October 10 Update - Not as cold this morning, and as expected the clouds are approaching from the west. Expect a few scraggly showers to stumble through this afternoon, but they will be of little consequence. It's the air behind this front that has our attention. Like the maps below, we'll once again be watching the 'radiational cooling' settle in. Thursday morning should end up being the coldest yet around the region, with near freezing temperatures along I-64, and interior Ohio approaching the upper 20s.
The National Weather Service has issued a FREEZE WATCH for this occasion (tomorrow morning), and you can see that on the maps below. It can get confusing, so just remember that the Freeze situation is for tomorrow morning, and not today (though today will be quite chilly enough for the kids waiting for the AM bus)
Shiver me timbers! It's a chilly Tuesday morning :-)
Today starts off with an interesting set-up of weather for the local area. A departing storm system (from yesterday) has cleared out many of the clouds, with the exception of counties close to the mountains. Radiational cooling will set in where the skies are clear, pushing the temperatures down to the dewpoints. Current projections of this value (which is much slower to change compared to the actual air temperature, so it's a good gauge of overnight lows in clear-sky scenarios) are as follows:
|NAM - Dew Points - Tuesday AM|
Once again, just like last night, pay attention to the continuously updating maps below that will show current temperatures and any/all watches and warnings for frosts/freezes.
A saving grace that will ride in just as these dewpoints are reached, particularly for folks in southern Kentucky on up Corridor-G through to the Kanawha Valley will be the fog. This insulates the ground a bit and stunts the heat loss through radiational cooling. Now, temperatures will already be pretty chilly at this point, but we're talking about staying above freezing at this point :-)
Here's a map where you can track the fog. Naturally this will only be useful in these early morning - late morning hours:
|GOES-13 Fog Product (Experimental)||GOES-13 Fog Depth Estimate|
The deeper the "fog depth" on the right-hand map, the less likely it's going to break early :-)
Get those kids dressed in layers though, because sunshine will eventually burn off the fog and low clouds, rebounding the temperatures to a wonderful contrast to today. How about the 60s in the afternoon? It's still not warmer than normal, but considering we were around 20-degrees colder in spots for much of the day yesterday, it will help quite a bit.
Next chance for rain...

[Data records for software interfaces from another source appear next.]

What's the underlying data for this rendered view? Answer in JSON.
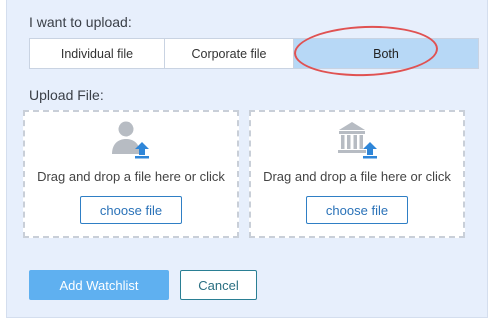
{
  "upload_type": {
    "label": "I want to upload:",
    "options": [
      "Individual file",
      "Corporate file",
      "Both"
    ],
    "selected": "Both"
  },
  "upload_file": {
    "label": "Upload File:",
    "dropzones": [
      {
        "icon": "person-upload-icon",
        "text": "Drag and drop a file here or click",
        "button": "choose file"
      },
      {
        "icon": "bank-upload-icon",
        "text": "Drag and drop a file here or click",
        "button": "choose file"
      }
    ]
  },
  "actions": {
    "primary": "Add Watchlist",
    "secondary": "Cancel"
  },
  "colors": {
    "panel_bg": "#e7effc",
    "selected_option": "#b7d8f6",
    "highlight_circle": "#e05252",
    "upload_arrow": "#2f86d8",
    "primary_button": "#5fb0f0"
  }
}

The wind pattern in the upper levels of the atmosphere, also refered to as the "steering currents" and the "jet stream" is presenting a "zonal flow". This is a fast-moving west-to-east format that prevents big storms from forming but also moves things in and through at a fluid pace. If you look at the 7-Day forecast you'll notice near alternating days of sunshine and shower activity. Don't expect these showers to amount to much, but it's a good sign that the pattern is ...the way it is.
|NAM - Surface Winds - Wednesday PM||NAM - Precipitation - Wednesday PM||NAM - Winds By Altitude - Wednesday PM|
Yes, that far-right image is a little long... but it's important to see how the winds stack by altitude. You can clearly see the swift steering currents aloft, and they are separated somewhat at the surface. Nevertheless, from the left-hand map we can gather that there will be some of that fast-moving air mixing down to the surface (that whole 'shear' thing we've talked about). Not too breezy, but if you sense the winds picking up at times, now you know where it's coming from. As far as the actual moisture on Wednesday, it leaves a lot to be desired (though I doubt anyone's complaining).
Another thing that will be a treat for those who like the sunny and warm weather will be what's coming later in the week. Not completely dry (as the 7-day evidences below), but getting some of the warmth back that early October is known to have can't be all bad, right? Here are some of the numbers:
|GFS - Max Temps - Friday||GFS - Max Temps - Saturday||GFS - Max Temps - Sunday|
You know there's going to be some great hours for outdoor weather in there somewhere! These kinds of days will be in shorter and shorter supply going forward. We touched 80 last week... now we're happy getting back to the 70s. Before you know it, even the 50s of yesterday will be considered 'warm' :-)
|Regional Radar/Satellite with Warnings Tracking||
From the Storm Prediction Center (below): Click For a Larger Image
|Activity Overview||Storm Outlook||Watches||Potential Watches||Storm Reports|
|Temperatures||HD Doppler Radar||Estimated Rainfall||Active Warnings|
|Click For Larger||Click For Interactive Radar||Click For Larger||Click For Larger|
Have a great day everyone!